After a whirlwind month, Conor Dunne says that the World Championships in Innsbruck were an opportunity to end his 2018 season on his own terms. With no new contract yet for next season, it was also an opportunity for the Irish national champion to show himself one last time.

Dunne and his teammates were left in the lurch when the Aqua Blue Sport team announced it would be folding at the end of the season, and then again when the team announced it wouldn't be racing at the Tour of Britain. He had already been selected for the World Championships at that stage and set about getting himself ready for the opportunity. Though the Irish team was unable to get a result out of the day, Dunne and teammate Ryan Mullen were part of the early breakaway.

"I've kept training the whole month, I love riding my bike so I never stopped. It's just been super stressful and quite emotional as well," Dunne told Cyclingnews after abandoning the race with two laps to go. "I still haven't found a team, so the whole time I was thinking maybe this is my last race. It might be my last. It's been a tough month, and I just wanted to do this and go out fighting for myself and to not fade away after August and have it end like that. It was nice to come here and finish it off.

"It was always going to be a tough course, and me and Ryan are not climbers. We're two of the bigger riders in the bunch. As the race gets on it feels longer and longer, but after the last month, it feels nice to go out on my own terms. I knew that it would be a hard parcours for me so it was nice to be in the break, show myself and go out on my own terms. I was feeling good until I got dropped and then the lights went out pretty quickly."

Part of Dunne's preparation for the World Championships was a week-long training ride around the Alps with teammate Larry Warbasse - who is set to ride for AG2R La Mondiale next season. The plan was to go on a 'No go Tour' where they would ride the same amount of days as the Tour of Britain, and a similar distance.

"It was such a load for both of us and we decided to make something out of it and ride our bikes in our own way. It was a brilliant week," said Dunne.

With the World Championships over, Dunne begins his off-season not knowing if he'll have a ride in 2019. Dunne recently earned a degree, but with the Irish national jersey on his back, the 26-year-old is determined he will not quit cycling just yet. He believes that he's still got some good years ahead of him and hopes he can stay in at least Pro Continental level, if not above.

"I've been talking to a few teams, but it's such a tough year with so many riders looking for a contract, so I've just got to keep pushing and see if I get something. I'm still the national champion, I don't want to go out with the national jersey. Hopefully, someone can see that," he said.

"I think I'll definitely ride next year, no matter what. I'm not going to retire with the national jersey. I still really believe in myself. I think I have two good years ahead of me so I hope that I can stay Pro Conti or above. I'm going to work hard this winter and push on, I think that I can work well for a team."


Born in Ireland to a cycling family and later moved to the Isle of Man, so there was no surprise when I got into the sport.
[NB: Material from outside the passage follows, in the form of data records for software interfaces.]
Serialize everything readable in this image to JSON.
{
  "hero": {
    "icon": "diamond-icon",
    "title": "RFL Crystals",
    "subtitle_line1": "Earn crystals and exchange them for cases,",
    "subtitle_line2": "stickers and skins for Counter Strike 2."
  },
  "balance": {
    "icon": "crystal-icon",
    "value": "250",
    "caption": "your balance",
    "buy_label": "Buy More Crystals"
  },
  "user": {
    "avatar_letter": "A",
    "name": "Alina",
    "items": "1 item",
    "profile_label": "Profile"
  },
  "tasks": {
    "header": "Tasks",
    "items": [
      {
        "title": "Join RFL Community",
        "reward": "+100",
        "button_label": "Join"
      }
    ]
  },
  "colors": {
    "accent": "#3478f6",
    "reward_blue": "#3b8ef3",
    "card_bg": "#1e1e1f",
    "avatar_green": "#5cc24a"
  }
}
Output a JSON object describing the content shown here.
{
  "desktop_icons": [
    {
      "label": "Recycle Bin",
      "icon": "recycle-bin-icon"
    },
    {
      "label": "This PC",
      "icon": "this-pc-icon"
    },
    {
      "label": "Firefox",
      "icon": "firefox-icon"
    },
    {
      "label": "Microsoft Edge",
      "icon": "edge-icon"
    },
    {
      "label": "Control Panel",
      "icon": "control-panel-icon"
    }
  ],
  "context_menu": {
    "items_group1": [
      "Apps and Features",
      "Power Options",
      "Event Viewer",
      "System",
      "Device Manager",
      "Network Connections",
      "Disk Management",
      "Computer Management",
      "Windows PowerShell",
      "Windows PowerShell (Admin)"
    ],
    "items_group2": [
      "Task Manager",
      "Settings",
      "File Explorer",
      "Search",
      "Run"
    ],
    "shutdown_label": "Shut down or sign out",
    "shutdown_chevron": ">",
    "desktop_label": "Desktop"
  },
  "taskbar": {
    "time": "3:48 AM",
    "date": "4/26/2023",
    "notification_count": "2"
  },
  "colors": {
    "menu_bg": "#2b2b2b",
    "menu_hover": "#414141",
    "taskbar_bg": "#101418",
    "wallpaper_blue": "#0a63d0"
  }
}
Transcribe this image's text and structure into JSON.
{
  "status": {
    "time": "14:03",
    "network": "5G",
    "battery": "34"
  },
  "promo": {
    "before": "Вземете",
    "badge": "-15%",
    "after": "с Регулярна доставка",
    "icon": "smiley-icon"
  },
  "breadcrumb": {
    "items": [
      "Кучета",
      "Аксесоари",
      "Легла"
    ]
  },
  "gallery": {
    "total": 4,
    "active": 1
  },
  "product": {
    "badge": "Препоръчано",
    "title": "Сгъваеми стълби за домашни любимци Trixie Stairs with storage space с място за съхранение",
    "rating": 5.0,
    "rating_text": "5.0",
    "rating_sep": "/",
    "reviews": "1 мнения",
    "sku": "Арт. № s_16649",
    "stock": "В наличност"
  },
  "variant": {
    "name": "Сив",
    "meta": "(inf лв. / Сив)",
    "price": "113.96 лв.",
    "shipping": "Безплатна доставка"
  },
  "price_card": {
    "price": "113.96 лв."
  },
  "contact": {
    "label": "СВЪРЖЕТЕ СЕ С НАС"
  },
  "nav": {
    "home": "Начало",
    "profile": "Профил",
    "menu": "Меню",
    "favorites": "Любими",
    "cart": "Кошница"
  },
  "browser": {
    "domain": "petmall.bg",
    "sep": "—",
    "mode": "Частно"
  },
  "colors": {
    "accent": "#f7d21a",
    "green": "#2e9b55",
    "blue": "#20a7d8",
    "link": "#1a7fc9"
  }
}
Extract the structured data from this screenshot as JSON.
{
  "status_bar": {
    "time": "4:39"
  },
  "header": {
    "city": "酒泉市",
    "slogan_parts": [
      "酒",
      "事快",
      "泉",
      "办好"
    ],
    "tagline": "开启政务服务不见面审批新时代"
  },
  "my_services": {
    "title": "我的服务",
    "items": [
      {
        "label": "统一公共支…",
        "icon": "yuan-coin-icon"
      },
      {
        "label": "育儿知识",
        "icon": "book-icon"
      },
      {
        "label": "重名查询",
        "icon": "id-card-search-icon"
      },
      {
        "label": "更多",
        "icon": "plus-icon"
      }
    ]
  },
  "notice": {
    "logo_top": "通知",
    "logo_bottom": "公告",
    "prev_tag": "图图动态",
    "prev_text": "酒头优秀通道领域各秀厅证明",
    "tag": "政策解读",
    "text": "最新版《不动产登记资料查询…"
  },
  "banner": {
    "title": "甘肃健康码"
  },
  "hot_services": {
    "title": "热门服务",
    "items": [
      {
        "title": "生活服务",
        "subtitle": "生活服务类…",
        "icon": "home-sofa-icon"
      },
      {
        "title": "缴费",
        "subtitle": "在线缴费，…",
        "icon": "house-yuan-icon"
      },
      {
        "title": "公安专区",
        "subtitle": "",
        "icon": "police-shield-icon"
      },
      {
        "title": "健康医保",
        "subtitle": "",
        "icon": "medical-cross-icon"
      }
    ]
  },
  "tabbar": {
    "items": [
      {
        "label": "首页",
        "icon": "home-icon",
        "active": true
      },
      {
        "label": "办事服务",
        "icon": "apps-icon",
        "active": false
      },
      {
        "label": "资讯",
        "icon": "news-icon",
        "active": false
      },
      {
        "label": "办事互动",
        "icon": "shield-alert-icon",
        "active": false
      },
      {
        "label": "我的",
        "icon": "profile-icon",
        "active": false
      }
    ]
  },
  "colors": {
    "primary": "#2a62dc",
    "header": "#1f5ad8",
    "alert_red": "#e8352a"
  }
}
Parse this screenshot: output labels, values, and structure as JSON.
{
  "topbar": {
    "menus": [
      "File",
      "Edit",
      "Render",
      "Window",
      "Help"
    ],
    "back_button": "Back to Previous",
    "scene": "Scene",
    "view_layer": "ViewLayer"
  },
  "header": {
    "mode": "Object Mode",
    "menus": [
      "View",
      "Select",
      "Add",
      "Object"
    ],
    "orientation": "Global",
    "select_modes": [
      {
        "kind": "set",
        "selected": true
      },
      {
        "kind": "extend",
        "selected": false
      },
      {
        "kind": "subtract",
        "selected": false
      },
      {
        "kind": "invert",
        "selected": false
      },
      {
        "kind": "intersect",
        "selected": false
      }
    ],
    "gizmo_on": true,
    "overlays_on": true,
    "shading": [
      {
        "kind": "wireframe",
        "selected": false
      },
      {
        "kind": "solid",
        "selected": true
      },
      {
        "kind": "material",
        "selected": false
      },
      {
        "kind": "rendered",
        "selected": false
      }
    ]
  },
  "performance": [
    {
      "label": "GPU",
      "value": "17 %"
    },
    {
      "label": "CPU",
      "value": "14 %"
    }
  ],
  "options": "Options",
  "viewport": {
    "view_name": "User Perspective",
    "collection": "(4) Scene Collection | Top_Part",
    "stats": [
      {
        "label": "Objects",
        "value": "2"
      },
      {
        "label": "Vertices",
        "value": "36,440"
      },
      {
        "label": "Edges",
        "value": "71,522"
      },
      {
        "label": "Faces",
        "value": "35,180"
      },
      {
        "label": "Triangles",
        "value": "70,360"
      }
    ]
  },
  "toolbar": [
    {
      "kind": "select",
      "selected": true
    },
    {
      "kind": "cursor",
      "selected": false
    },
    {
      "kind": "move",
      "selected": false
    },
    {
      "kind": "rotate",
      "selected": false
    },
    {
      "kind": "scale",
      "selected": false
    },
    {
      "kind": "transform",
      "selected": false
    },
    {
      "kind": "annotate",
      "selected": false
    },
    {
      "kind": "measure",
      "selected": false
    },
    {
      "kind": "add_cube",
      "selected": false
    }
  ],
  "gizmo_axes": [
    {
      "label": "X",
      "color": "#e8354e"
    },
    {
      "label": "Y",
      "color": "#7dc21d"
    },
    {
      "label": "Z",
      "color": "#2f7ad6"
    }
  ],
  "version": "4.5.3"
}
Studied sports journalism at university before going on to do a Masters in sports broadcast. After university I spent three months interning at Eurosport, where I covered the Tour de France. In 2012 I started at Procycling Magazine, before becoming the deputy editor of Procycling Week. I then joined Cyclingnews, in December 2013.